Task description
Set down the records that follow exactly, every line of them.

== Information supplied ==

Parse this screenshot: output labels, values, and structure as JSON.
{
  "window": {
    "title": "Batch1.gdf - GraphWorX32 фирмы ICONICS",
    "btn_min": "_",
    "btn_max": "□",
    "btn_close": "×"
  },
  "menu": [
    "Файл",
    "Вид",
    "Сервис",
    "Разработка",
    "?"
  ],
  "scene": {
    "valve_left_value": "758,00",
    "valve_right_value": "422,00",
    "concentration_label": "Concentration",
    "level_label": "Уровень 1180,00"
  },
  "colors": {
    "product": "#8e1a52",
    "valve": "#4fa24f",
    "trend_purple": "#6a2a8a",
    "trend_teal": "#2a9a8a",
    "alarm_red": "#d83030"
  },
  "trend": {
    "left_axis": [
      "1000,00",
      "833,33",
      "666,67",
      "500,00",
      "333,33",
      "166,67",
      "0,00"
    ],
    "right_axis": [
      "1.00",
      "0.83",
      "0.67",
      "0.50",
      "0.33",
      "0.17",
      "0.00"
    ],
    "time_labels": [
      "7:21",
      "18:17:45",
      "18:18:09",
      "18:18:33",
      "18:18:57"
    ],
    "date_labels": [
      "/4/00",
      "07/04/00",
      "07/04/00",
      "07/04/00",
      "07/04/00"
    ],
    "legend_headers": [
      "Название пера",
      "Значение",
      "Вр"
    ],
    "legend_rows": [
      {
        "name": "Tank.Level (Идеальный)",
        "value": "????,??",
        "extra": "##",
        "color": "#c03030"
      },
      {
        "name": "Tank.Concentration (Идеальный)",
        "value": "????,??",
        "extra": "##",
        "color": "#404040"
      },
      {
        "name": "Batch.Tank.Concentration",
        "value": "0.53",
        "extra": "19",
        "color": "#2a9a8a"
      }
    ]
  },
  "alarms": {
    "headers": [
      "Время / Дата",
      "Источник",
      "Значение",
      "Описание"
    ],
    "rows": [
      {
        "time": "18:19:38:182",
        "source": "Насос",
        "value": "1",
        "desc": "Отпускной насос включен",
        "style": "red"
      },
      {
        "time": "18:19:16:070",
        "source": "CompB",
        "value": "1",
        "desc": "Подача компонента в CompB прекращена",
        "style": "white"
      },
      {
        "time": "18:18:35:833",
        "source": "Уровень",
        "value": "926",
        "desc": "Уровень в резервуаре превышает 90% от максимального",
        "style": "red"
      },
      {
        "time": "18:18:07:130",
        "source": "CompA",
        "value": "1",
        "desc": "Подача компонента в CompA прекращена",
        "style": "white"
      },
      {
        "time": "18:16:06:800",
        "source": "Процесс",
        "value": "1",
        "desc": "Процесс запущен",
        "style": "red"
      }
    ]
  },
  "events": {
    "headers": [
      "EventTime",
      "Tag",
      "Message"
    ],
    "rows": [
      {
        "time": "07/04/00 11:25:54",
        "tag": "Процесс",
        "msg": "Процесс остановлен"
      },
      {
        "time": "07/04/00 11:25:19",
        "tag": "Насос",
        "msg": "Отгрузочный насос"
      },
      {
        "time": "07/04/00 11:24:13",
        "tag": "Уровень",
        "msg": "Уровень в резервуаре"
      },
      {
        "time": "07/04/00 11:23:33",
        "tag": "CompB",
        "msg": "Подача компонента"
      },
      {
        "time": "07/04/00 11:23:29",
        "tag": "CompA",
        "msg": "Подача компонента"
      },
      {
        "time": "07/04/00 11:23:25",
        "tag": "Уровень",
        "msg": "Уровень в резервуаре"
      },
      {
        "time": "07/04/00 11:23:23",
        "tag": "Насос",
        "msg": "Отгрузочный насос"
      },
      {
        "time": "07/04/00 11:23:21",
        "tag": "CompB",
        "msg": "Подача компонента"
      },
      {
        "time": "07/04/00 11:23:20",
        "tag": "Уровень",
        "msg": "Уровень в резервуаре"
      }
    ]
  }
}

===

Exercise solution
Parse this screenshot: output labels, values, and structure as JSON.
{
  "window": {
    "title": "Batch1.gdf - GraphWorX32 фирмы ICONICS",
    "btn_min": "_",
    "btn_max": "□",
    "btn_close": "×"
  },
  "menu": [
    "Файл",
    "Вид",
    "Сервис",
    "Разработка",
    "?"
  ],
  "scene": {
    "valve_left_value": "758,00",
    "valve_right_value": "422,00",
    "concentration_label": "Concentration",
    "level_label": "Уровень 1180,00"
  },
  "colors": {
    "product": "#8e1a52",
    "valve": "#4fa24f",
    "trend_purple": "#6a2a8a",
    "trend_teal": "#2a9a8a",
    "alarm_red": "#d83030"
  },
  "trend": {
    "left_axis": [
      "1000,00",
      "833,33",
      "666,67",
      "500,00",
      "333,33",
      "166,67",
      "0,00"
    ],
    "right_axis": [
      "1.00",
      "0.83",
      "0.67",
      "0.50",
      "0.33",
      "0.17",
      "0.00"
    ],
    "time_labels": [
      "7:21",
      "18:17:45",
      "18:18:09",
      "18:18:33",
      "18:18:57"
    ],
    "date_labels": [
      "/4/00",
      "07/04/00",
      "07/04/00",
      "07/04/00",
      "07/04/00"
    ],
    "legend_headers": [
      "Название пера",
      "Значение",
      "Вр"
    ],
    "legend_rows": [
      {
        "name": "Tank.Level (Идеальный)",
        "value": "????,??",
        "extra": "##",
        "color": "#c03030"
      },
      {
        "name": "Tank.Concentration (Идеальный)",
        "value": "????,??",
        "extra": "##",
        "color": "#404040"
      },
      {
        "name": "Batch.Tank.Concentration",
        "value": "0.53",
        "extra": "19",
        "color": "#2a9a8a"
      }
    ]
  },
  "alarms": {
    "headers": [
      "Время / Дата",
      "Источник",
      "Значение",
      "Описание"
    ],
    "rows": [
      {
        "time": "18:19:38:182",
        "source": "Насос",
        "value": "1",
        "desc": "Отпускной насос включен",
        "style": "red"
      },
      {
        "time": "18:19:16:070",
        "source": "CompB",
        "value": "1",
        "desc": "Подача компонента в CompB прекращена",
        "style": "white"
      },
      {
        "time": "18:18:35:833",
        "source": "Уровень",
        "value": "926",
        "desc": "Уровень в резервуаре превышает 90% от максимального",
        "style": "red"
      },
      {
        "time": "18:18:07:130",
        "source": "CompA",
        "value": "1",
        "desc": "Подача компонента в CompA прекращена",
        "style": "white"
      },
      {
        "time": "18:16:06:800",
        "source": "Процесс",
        "value": "1",
        "desc": "Процесс запущен",
        "style": "red"
      }
    ]
  },
  "events": {
    "headers": [
      "EventTime",
      "Tag",
      "Message"
    ],
    "rows": [
      {
        "time": "07/04/00 11:25:54",
        "tag": "Процесс",
        "msg": "Процесс остановлен"
      },
      {
        "time": "07/04/00 11:25:19",
        "tag": "Насос",
        "msg": "Отгрузочный насос"
      },
      {
        "time": "07/04/00 11:24:13",
        "tag": "Уровень",
        "msg": "Уровень в резервуаре"
      },
      {
        "time": "07/04/00 11:23:33",
        "tag": "CompB",
        "msg": "Подача компонента"
      },
      {
        "time": "07/04/00 11:23:29",
        "tag": "CompA",
        "msg": "Подача компонента"
      },
      {
        "time": "07/04/00 11:23:25",
        "tag": "Уровень",
        "msg": "Уровень в резервуаре"
      },
      {
        "time": "07/04/00 11:23:23",
        "tag": "Насос",
        "msg": "Отгрузочный насос"
      },
      {
        "time": "07/04/00 11:23:21",
        "tag": "CompB",
        "msg": "Подача компонента"
      },
      {
        "time": "07/04/00 11:23:20",
        "tag": "Уровень",
        "msg": "Уровень в резервуаре"
      }
    ]
  }
}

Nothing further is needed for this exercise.